Last week I picked a perfectly ripe strawberry in the front yard, brought it into the kitchen and laid it on the table. Didn’t seem right to eat it, not yet. After an unsuccessful attempt to take close-up photographs without a tripod, I cut it in two and laid it on a plate. Carried it around for a while. Nice looking berry.

This is a Marshall, a variety described by Slow Food USA and the RAFT alliance in 2004 as one of the top ten endangered foods in the country. According to the first RAFT publication, it was once known as “the finest eating strawberry in America”: “exceedingly handsome, splendidly flavored, pleasantly sprightly, aromatic and juicy”. Who could resist that? I had to taste one.

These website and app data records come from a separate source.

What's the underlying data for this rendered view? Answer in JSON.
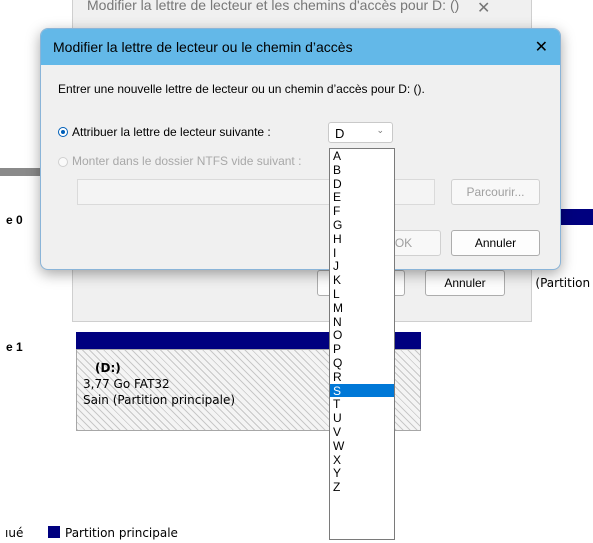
{
  "background": {
    "disk0_label": "e 0",
    "disk1_label": "e 1",
    "behind_dialog": {
      "title": "Modifier la lettre de lecteur et les chemins d'accès pour D: ()",
      "cancel_label": "Annuler"
    },
    "partition_right_label": "n (Partition",
    "volume": {
      "name": "(D:)",
      "size": "3,77 Go FAT32",
      "status": "Sain (Partition principale)"
    },
    "legend": {
      "unallocated_partial": "ıué",
      "primary_label": "Partition principale",
      "primary_color": "#00007f"
    }
  },
  "dialog": {
    "title": "Modifier la lettre de lecteur ou le chemin d’accès",
    "instruction": "Entrer une nouvelle lettre de lecteur ou un chemin d’accès pour D: ().",
    "assign_option_label": "Attribuer la lettre de lecteur suivante :",
    "mount_option_label": "Monter dans le dossier NTFS vide suivant :",
    "selected_letter": "D",
    "browse_label": "Parcourir...",
    "ok_label": "OK",
    "cancel_label": "Annuler",
    "titlebar_color": "#63b8e8"
  },
  "dropdown": {
    "options": [
      "A",
      "B",
      "D",
      "E",
      "F",
      "G",
      "H",
      "I",
      "J",
      "K",
      "L",
      "M",
      "N",
      "O",
      "P",
      "Q",
      "R",
      "S",
      "T",
      "U",
      "V",
      "W",
      "X",
      "Y",
      "Z"
    ],
    "highlighted": "S",
    "highlight_color": "#0078d7"
  }
}
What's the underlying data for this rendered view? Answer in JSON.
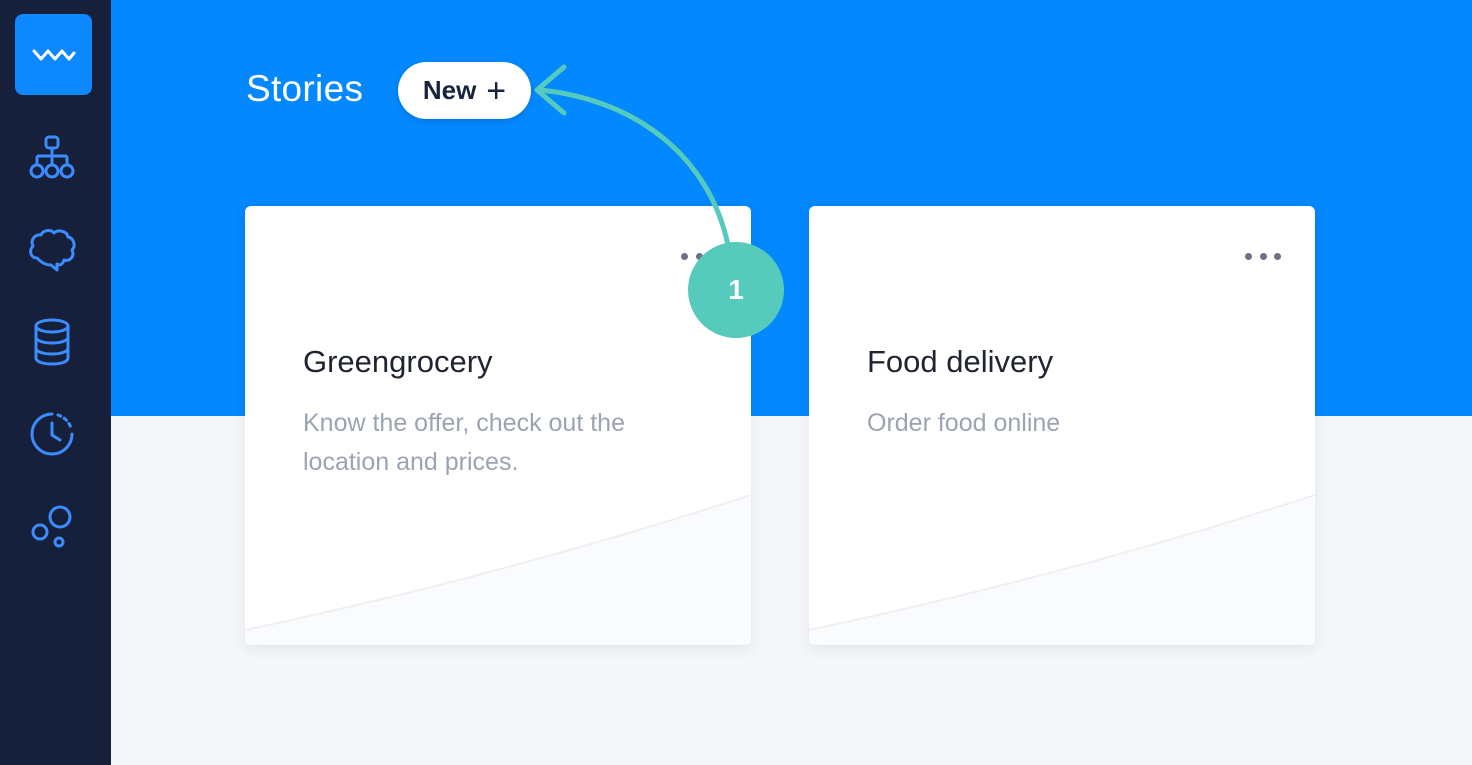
{
  "header": {
    "title": "Stories",
    "new_button_label": "New",
    "new_button_icon": "+"
  },
  "sidebar": {
    "logo": "chatbot-logo-icon",
    "items": [
      {
        "icon": "sitemap-icon"
      },
      {
        "icon": "brain-icon"
      },
      {
        "icon": "database-icon"
      },
      {
        "icon": "history-icon"
      },
      {
        "icon": "bubbles-icon"
      }
    ]
  },
  "stories": [
    {
      "title": "Greengrocery",
      "description": "Know the offer, check out the location and prices."
    },
    {
      "title": "Food delivery",
      "description": "Order food online"
    }
  ],
  "annotation": {
    "step": "1"
  },
  "colors": {
    "sidebar": "#17203a",
    "banner": "#0388ff",
    "accent": "#57cbbb",
    "background": "#f4f6f9"
  }
}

But how do you find and grow a nearly extinct berry? According to RAFT, “the only hint of this remarkable strawberry exists at the USDA’s Germplasm Repository in Corvallis, Oregon in the form of a single clone”. No one carries it commercially. In fact the only other known source is the Bainbridge Island Historical Society in Washington State, and its plants haven’t been verified through genetic testing.